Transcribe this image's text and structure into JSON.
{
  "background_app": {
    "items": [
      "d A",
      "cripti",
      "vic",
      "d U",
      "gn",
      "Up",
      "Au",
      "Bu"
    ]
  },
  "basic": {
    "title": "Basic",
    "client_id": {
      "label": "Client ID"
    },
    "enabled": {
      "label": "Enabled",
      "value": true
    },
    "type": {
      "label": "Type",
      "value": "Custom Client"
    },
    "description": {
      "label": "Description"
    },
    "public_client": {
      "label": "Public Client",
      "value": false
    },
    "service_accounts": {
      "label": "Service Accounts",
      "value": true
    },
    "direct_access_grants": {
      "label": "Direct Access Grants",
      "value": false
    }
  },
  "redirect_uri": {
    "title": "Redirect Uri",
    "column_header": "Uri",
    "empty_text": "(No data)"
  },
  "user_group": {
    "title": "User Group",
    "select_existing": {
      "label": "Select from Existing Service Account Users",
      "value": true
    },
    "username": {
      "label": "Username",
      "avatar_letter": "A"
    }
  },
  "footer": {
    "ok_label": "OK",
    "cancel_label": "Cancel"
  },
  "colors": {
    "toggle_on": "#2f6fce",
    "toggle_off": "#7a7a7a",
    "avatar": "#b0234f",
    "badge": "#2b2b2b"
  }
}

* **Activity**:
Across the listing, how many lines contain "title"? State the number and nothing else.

* **Solved exercise**:
3